The Fat and the ThinAutor: Émile Zola E-book
The Fat and the Thin (1873) is a novel by French author Émile Zola. The third of twenty volumes of Zola’s monumental Les Rougon-Macquart series is an epic story of family, politics, class, and history that traces the disparate paths of several French citizens raised by the same mother. Spanning the entirety of the French Second Empire, Zola provides a sweeping portrait of change that refuses to shy away from controversy and truth as it gets to the heart of heredity and human nature.
Arrested in the crackdowns that followed the French coup of 1851, Florent, an innocent man, manages to escape prison and return to Paris. Desperate to avoid capture, he finds a place to stay with his half-brother Quenu and his wife Lisa, a member of the Macquart family. With his brother’s help, Florent finds work as a fish inspector at Les Halles, an enormous central market.
Redesigned in the aftermath of the coup, the market has become a symbol of wealth and power for the French Second Empire, and is an important hub for the nation’s growing economy. Apolitical in nature—he was sent to prison based on false information—Florent becomes interested in socialism through his experience as a laborer and with the encouragement of radical acquaintances, and soon becomes swept up in a plot to overthrow the government of Napoleon III.
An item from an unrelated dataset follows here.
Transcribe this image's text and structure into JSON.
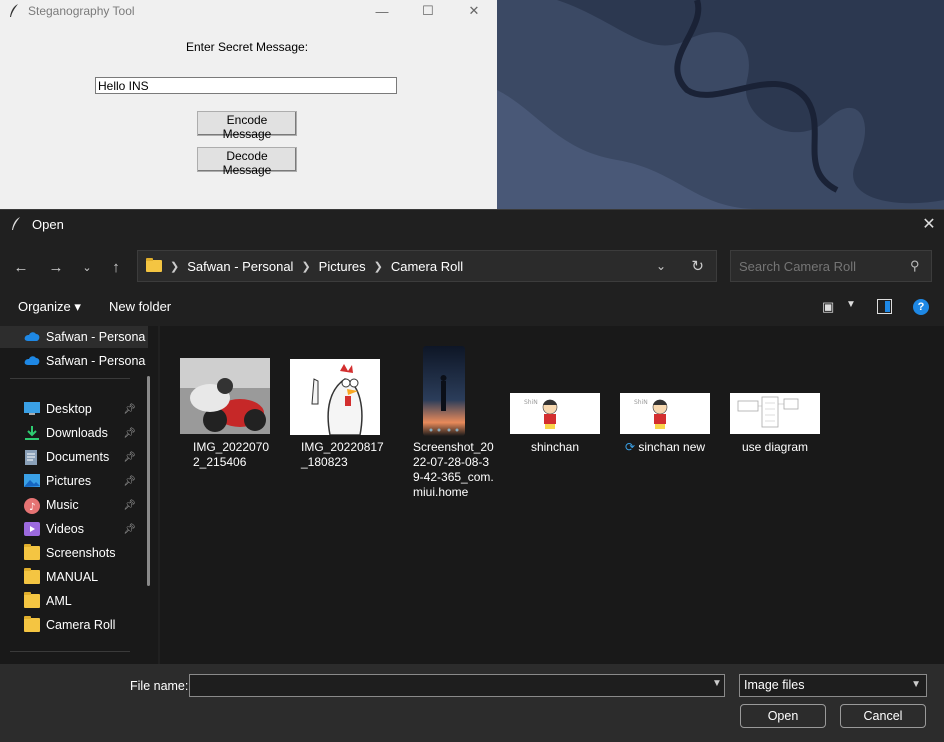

The Fat and the Thin is a story of family and fate, a thrilling and detailed novel that continues a series rich enough for its author to explore in twenty total volumes. With a beautifully designed cover and professionally typeset manuscript, this edition of Émile Zola’s The Fat and the Thin is a classic work of French literature reimagined for modern readers.